AIM OF THE EXERCISE.
For the word "watermark", return each line of the data in which it occurs.
----- PROVIDED RECORDS
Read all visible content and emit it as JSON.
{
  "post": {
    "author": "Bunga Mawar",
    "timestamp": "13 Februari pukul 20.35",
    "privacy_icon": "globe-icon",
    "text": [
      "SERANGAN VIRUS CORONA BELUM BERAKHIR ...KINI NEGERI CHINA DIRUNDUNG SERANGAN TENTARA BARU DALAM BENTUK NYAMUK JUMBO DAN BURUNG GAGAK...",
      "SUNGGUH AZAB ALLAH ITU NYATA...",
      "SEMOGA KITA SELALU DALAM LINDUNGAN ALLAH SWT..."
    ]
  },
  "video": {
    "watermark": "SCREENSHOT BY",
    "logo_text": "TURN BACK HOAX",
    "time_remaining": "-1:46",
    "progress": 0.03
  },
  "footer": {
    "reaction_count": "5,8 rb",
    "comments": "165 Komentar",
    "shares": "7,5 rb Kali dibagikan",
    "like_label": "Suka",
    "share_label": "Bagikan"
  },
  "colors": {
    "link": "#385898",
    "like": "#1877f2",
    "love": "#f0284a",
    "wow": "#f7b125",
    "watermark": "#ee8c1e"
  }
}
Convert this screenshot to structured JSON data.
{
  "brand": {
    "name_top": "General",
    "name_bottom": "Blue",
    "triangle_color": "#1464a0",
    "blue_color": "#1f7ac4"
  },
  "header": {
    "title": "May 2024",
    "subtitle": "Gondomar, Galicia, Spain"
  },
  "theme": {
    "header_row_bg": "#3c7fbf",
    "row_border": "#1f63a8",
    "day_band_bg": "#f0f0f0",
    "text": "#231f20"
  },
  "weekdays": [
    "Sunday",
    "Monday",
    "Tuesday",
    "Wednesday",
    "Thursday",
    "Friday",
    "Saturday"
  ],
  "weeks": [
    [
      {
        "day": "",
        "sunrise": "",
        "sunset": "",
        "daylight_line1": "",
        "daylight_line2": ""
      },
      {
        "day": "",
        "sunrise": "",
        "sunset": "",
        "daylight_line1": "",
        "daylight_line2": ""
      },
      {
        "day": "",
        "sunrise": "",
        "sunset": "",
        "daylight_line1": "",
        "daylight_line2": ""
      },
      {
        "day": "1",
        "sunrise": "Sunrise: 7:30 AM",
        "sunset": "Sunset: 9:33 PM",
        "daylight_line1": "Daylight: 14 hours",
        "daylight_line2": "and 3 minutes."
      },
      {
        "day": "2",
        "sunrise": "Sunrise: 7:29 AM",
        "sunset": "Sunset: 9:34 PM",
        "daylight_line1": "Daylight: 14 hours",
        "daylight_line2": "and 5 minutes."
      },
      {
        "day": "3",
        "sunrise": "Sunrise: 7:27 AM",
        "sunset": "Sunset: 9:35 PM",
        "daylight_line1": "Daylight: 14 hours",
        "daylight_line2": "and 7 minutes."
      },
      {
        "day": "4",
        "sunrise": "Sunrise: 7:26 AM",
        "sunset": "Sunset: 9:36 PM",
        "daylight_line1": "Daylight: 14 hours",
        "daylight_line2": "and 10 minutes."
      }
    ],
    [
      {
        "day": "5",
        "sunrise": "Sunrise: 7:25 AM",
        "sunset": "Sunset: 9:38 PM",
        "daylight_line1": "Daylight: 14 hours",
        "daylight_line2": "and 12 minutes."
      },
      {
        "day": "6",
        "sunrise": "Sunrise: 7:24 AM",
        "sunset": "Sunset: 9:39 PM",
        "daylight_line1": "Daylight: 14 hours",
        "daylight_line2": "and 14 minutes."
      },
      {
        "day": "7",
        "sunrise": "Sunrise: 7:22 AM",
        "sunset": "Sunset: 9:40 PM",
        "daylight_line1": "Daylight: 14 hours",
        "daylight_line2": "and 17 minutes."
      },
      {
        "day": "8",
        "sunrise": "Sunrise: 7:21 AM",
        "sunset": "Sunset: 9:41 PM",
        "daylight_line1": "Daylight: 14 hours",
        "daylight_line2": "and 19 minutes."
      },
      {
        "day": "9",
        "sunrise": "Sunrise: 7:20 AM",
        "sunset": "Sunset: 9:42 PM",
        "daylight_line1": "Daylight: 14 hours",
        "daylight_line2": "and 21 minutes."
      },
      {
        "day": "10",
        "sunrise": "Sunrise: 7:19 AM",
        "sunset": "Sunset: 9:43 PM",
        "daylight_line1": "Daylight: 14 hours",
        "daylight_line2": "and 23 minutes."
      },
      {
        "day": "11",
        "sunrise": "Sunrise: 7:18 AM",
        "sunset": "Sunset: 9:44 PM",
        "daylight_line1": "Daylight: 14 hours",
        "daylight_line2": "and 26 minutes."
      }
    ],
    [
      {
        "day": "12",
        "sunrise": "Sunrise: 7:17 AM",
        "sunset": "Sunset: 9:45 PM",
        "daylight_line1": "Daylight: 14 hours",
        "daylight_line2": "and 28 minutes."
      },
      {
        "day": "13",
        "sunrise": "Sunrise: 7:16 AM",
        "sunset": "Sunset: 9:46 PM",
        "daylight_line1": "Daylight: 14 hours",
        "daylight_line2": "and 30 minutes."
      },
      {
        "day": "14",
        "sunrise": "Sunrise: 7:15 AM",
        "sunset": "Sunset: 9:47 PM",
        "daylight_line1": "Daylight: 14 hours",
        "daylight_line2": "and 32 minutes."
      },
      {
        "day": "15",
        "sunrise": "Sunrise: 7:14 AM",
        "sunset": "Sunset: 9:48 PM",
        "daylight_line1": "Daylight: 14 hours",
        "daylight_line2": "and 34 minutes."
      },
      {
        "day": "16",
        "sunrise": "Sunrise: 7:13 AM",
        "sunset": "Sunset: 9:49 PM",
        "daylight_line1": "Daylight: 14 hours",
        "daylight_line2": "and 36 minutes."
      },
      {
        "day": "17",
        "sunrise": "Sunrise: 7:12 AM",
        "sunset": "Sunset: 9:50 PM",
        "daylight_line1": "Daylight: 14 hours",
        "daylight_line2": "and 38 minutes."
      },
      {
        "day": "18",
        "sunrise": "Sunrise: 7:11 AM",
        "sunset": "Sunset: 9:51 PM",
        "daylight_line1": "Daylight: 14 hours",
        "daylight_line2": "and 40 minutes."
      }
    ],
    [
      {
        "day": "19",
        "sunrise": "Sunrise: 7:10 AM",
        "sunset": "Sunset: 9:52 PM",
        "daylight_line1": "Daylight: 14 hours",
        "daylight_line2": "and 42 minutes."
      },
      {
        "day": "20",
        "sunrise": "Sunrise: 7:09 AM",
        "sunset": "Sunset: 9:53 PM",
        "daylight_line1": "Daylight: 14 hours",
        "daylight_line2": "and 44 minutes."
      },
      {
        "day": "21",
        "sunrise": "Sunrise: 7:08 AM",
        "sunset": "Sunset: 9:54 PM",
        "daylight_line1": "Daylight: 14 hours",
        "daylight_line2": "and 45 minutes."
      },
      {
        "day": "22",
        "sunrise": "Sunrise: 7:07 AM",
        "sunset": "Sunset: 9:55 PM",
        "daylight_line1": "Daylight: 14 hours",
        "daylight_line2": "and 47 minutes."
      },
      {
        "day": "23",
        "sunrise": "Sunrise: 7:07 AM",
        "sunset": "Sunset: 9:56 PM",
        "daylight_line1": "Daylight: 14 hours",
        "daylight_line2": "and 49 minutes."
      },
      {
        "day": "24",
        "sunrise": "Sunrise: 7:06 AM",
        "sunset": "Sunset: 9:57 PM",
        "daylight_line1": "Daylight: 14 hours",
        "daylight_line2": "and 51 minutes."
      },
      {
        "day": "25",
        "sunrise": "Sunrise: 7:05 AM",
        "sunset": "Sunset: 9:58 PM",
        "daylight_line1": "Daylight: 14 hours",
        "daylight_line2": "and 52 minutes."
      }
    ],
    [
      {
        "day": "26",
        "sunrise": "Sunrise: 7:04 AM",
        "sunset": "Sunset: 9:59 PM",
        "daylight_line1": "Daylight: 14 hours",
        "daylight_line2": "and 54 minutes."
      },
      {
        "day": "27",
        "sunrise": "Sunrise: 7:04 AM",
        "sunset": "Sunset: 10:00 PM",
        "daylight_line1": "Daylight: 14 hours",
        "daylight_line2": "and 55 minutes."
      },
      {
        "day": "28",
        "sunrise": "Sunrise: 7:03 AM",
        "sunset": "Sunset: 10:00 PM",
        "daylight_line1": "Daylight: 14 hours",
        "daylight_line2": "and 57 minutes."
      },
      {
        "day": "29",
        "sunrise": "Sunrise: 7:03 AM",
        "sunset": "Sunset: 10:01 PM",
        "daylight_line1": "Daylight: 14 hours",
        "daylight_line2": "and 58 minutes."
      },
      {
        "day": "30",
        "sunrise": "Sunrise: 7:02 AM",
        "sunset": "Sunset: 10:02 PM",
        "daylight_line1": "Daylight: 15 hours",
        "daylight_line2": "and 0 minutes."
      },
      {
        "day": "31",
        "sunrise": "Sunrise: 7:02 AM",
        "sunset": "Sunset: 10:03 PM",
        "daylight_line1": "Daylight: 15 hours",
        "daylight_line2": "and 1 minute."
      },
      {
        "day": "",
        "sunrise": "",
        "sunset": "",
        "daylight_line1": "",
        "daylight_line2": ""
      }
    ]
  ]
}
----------
WRITTEN RESPONSE.
    "watermark": "SCREENSHOT BY",
    "watermark": "#ee8c1e"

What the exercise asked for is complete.